When an employee resigns, it’s important to find out why. But what is an exit interview, its purpose, and how can your organization use it effectively? An exit interview is typically conducted by someone from HR, a manager, or a third party. The goal is to glean both positive and negative feedback so that the employer learns about areas that need improvement, resolves employment issues, and ensures a smooth transition for that employee’s future replacement. While most organizations conduct an exit interview and ask the right questions, the process shouldn’t end there.
An exit interview is an opportunity to make improvements and strengthen your retention strategies based on the information collected. According to Gallup, studying the why behind an employee’s exit is “important for learning how to keep your other star employees and continually improving your human capital practices.” Gallup points out that the most successful organizations use exit interview tips and best practices to ask questions and then effectively use this data to:
Monitor and act on reasons for turnover.
Address previous issues to ensure returning employees are more successful.
Enhance recruitment practices.
How to minimize risk
Though exit interviews are not legally required, they can also be a useful tool to uncover potential lawsuits or other issues that need immediate attention.
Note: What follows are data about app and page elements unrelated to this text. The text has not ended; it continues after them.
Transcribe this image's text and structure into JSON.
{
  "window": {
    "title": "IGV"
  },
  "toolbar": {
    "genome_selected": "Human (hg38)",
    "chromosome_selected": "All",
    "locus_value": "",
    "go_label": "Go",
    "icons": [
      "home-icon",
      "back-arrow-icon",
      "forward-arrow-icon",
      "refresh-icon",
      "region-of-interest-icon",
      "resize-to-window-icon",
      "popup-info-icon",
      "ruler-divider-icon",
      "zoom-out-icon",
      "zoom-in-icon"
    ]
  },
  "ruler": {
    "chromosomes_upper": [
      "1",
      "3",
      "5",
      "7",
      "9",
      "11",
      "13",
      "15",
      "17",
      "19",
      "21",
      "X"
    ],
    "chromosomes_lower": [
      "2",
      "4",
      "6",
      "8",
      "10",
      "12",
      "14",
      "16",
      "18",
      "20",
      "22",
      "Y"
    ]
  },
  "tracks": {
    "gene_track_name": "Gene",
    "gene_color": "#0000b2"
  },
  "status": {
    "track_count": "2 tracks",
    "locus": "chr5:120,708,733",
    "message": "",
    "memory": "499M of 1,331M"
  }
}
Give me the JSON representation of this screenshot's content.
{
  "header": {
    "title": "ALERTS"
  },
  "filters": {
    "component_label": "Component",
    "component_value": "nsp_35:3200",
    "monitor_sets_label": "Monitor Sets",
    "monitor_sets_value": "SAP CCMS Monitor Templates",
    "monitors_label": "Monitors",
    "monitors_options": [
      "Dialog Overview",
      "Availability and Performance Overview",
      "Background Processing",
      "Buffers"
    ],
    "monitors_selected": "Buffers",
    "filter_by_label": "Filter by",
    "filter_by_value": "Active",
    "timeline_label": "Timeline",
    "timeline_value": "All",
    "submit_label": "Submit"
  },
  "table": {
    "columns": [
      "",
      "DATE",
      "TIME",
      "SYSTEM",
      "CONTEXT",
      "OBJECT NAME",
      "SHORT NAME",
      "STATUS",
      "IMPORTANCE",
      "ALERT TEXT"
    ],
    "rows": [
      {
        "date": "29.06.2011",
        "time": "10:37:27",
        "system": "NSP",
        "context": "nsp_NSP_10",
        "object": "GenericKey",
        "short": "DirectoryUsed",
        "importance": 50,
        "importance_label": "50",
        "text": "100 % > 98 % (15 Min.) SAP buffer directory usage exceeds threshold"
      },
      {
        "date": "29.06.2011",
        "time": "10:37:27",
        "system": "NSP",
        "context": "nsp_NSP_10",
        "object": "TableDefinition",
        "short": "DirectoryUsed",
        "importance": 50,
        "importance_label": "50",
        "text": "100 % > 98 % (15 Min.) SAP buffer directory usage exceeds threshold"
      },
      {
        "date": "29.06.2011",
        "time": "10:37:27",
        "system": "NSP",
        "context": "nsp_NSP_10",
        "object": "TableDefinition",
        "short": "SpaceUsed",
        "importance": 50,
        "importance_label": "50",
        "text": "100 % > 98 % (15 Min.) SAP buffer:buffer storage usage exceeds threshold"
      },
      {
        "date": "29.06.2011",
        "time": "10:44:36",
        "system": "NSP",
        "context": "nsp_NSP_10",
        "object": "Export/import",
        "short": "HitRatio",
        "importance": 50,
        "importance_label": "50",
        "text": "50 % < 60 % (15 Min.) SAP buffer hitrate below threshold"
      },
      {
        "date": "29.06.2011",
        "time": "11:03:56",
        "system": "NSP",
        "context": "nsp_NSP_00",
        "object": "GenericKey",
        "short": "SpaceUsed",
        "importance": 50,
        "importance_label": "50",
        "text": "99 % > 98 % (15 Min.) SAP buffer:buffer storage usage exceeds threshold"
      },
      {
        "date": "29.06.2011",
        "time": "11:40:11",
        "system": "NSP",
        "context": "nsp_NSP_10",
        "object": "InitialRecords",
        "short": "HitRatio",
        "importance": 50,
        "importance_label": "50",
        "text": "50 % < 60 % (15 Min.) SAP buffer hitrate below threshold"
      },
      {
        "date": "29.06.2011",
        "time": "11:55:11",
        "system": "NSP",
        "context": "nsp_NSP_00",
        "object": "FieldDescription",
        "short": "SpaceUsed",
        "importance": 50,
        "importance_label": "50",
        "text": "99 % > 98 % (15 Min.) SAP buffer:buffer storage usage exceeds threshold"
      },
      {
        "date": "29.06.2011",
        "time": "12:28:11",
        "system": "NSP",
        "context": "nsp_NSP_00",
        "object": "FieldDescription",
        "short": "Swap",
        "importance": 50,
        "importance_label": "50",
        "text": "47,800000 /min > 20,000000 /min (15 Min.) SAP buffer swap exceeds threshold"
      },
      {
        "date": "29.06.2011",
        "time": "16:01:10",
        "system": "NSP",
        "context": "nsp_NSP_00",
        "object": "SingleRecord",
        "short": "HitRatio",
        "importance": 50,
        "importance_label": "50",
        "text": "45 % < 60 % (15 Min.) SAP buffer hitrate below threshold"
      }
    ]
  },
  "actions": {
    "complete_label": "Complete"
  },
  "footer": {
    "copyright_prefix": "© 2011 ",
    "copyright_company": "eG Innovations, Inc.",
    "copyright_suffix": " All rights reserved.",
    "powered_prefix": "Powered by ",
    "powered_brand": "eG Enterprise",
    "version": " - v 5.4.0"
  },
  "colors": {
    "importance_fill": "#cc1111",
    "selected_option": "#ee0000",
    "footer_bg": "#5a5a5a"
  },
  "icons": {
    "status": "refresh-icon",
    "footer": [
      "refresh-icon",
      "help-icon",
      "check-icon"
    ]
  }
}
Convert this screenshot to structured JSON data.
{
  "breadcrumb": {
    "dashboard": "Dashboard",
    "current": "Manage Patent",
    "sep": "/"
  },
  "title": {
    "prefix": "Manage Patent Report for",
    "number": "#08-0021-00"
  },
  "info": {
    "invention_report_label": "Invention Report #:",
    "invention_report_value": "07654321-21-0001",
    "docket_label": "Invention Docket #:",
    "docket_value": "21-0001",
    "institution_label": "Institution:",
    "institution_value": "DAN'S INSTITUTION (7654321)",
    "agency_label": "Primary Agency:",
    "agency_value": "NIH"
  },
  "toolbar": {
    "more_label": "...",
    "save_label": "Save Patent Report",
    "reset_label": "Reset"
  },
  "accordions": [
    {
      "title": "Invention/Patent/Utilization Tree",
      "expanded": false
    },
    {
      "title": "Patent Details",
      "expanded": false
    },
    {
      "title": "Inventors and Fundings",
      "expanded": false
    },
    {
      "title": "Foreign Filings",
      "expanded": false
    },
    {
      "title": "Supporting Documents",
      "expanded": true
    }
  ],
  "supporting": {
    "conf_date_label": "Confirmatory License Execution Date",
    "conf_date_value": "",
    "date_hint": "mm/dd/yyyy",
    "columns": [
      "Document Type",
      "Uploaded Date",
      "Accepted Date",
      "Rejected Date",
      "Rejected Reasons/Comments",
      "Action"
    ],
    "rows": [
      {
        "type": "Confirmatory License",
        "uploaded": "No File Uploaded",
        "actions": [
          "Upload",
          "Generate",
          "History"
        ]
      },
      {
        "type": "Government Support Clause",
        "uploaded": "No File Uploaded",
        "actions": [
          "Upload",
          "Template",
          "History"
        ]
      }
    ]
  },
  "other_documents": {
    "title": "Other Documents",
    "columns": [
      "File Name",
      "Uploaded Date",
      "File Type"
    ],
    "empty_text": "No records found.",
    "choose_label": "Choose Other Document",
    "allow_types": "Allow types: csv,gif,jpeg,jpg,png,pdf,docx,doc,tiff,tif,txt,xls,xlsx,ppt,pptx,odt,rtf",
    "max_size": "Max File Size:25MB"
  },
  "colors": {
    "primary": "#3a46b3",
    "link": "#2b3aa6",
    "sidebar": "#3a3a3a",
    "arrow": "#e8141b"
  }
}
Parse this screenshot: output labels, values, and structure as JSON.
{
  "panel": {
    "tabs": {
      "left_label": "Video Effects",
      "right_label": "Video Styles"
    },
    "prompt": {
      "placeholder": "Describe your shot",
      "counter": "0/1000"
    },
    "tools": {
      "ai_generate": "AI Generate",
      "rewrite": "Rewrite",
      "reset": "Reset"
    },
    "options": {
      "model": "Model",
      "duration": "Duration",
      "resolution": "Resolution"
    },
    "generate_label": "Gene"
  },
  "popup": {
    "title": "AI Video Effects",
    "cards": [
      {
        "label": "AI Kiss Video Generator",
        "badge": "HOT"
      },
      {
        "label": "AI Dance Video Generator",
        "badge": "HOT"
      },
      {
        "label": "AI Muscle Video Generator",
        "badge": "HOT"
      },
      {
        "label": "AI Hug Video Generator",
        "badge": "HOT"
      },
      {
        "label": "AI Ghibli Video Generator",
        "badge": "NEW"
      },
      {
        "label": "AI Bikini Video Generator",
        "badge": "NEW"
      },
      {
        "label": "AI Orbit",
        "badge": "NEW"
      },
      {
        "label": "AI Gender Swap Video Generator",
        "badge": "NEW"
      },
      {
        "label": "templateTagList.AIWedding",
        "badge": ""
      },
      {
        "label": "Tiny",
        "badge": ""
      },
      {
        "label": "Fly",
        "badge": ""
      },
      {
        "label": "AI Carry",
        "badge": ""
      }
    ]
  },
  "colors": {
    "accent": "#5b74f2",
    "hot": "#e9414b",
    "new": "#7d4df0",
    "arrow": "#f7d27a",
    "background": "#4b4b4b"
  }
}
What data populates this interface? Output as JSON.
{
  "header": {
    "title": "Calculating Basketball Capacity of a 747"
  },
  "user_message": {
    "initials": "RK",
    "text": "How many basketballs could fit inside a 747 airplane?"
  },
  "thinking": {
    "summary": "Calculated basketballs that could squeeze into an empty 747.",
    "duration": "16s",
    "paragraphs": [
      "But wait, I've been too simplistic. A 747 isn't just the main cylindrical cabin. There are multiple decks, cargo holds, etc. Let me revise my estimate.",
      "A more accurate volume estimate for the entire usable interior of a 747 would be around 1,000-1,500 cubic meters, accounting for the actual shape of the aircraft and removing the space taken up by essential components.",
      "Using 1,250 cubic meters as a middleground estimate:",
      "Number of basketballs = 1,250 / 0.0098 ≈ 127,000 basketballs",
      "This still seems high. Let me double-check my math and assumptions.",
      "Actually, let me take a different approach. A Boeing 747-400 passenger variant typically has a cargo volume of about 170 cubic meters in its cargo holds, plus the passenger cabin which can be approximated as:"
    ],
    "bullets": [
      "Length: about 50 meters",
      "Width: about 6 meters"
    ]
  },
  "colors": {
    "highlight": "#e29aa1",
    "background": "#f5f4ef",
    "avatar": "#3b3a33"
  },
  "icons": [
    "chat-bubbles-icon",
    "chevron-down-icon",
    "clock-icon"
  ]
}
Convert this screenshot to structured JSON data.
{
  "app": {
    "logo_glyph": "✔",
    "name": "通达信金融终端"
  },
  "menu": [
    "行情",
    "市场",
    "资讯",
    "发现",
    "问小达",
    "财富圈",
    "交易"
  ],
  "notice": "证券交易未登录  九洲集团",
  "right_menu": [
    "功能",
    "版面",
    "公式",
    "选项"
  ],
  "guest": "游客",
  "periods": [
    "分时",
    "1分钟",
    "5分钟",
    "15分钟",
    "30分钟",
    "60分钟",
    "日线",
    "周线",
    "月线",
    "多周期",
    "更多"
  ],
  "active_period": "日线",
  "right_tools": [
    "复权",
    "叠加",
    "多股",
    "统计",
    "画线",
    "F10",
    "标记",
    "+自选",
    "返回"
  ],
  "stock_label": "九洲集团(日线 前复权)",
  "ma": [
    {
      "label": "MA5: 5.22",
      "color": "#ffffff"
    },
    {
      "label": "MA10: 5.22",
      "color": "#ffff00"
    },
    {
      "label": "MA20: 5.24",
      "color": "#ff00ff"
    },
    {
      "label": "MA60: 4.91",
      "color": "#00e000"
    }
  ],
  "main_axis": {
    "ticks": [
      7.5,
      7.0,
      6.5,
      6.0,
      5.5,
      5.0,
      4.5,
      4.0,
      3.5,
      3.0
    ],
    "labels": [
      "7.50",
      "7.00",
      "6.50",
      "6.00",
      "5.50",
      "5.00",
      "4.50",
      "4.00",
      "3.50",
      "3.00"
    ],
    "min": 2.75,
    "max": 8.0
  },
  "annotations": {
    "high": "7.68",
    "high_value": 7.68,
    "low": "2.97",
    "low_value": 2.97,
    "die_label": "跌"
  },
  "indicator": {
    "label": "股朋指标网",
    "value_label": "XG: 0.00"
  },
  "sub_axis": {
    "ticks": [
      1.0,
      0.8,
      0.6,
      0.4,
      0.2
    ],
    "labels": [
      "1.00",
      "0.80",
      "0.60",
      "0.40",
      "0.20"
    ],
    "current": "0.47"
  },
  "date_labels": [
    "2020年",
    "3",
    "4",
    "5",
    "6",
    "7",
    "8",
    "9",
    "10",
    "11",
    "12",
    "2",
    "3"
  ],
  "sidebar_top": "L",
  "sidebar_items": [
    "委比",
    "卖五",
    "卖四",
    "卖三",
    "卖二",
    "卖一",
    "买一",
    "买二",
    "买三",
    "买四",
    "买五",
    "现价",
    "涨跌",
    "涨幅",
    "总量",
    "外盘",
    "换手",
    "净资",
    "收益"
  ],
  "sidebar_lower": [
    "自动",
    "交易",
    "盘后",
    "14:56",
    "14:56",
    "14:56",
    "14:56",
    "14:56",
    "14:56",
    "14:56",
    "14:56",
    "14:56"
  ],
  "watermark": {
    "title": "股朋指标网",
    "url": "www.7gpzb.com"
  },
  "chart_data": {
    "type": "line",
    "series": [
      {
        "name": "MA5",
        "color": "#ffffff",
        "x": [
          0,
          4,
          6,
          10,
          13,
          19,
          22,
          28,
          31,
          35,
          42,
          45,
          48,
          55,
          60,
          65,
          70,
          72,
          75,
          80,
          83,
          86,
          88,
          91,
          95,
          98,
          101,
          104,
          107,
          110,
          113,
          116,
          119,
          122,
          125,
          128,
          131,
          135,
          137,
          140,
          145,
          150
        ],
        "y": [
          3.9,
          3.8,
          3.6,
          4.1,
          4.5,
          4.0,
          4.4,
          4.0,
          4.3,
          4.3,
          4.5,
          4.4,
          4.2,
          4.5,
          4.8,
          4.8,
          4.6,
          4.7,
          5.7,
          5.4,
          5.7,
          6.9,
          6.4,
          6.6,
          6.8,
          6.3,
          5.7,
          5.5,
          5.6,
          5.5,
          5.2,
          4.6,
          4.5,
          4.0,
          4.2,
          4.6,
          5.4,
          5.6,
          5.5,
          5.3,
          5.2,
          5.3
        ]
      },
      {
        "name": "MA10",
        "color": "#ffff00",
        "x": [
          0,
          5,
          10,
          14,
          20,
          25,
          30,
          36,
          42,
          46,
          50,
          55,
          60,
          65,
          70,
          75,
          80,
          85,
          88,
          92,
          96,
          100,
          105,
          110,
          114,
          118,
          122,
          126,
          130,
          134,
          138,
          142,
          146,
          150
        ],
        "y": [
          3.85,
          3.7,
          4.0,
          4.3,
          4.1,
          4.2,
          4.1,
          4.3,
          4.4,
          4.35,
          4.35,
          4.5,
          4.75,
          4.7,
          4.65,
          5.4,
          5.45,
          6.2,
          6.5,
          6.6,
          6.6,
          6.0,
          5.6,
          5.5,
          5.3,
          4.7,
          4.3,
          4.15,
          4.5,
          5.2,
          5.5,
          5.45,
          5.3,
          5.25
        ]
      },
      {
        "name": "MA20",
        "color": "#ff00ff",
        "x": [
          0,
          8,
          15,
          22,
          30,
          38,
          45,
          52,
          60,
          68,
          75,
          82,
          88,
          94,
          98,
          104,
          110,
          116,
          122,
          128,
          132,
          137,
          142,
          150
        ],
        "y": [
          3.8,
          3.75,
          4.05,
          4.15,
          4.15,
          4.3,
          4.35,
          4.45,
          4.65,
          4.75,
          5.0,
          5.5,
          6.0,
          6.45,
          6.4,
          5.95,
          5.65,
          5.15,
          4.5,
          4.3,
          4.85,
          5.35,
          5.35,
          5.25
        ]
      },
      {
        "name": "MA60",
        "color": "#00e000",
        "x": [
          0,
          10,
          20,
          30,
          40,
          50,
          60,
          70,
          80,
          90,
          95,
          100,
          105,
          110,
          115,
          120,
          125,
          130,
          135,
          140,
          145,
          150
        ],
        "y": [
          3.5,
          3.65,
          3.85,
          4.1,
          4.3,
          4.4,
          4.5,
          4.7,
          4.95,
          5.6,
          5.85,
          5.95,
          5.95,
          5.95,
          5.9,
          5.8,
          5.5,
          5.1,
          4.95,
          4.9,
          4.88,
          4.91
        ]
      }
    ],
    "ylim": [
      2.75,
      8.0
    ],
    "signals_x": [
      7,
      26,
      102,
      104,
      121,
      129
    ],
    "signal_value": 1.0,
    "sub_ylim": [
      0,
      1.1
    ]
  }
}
For example, you could ask a resigning employee to sign a confidentiality agreement regarding trade secrets and employer data. If that person refuses to sign, it could be a red flag that they plan to sue. Alternatively, a departing employee may reveal that they are leaving due to harassment or discrimination. Employee exit interviews can provide insight into other problems including bad managers or toxic workplace culture. If your organization learns of these issues, it’s imperative to take action right away to minimize risk, avoid legal battles, and improve workplace culture.
Three ways to enhance culture through employee exit interviews
Organizations use employee exit interviews to gain valuable insights into company culture, work environment, employee-manager relationships, and job satisfaction. Follow exit interview tips and best practices to get the most actionable information. Business leadership must carefully handle employee departures to preserve workforce morale and support core business values. According to Inc. contributor Marissa Levin, here are three ways good exit interviews can support company culture:
1. Shows employees that you care
When leaders seek feedback from employees, it sets a positive tone.
2. Demonstrates the positives of change
Someone leaving your organization isn’t always a bad thing. In fact, it can lead to new ideas and opportunities as your business continuously evolves.
3. Proves your commitment to employees
It’s important to treat employees with respect throughout every stage of the employee lifecycle.
Use exit interview data to make positive change
Once your organization learns why employees are leaving, it’s important to use that data to address issues and make improvements that positively affect company culture and employee experience. Asure Software consultants help organizations design an effective exit interview process and conduct unbiased third-party interviews to gather and analyze information revealed by departing employees.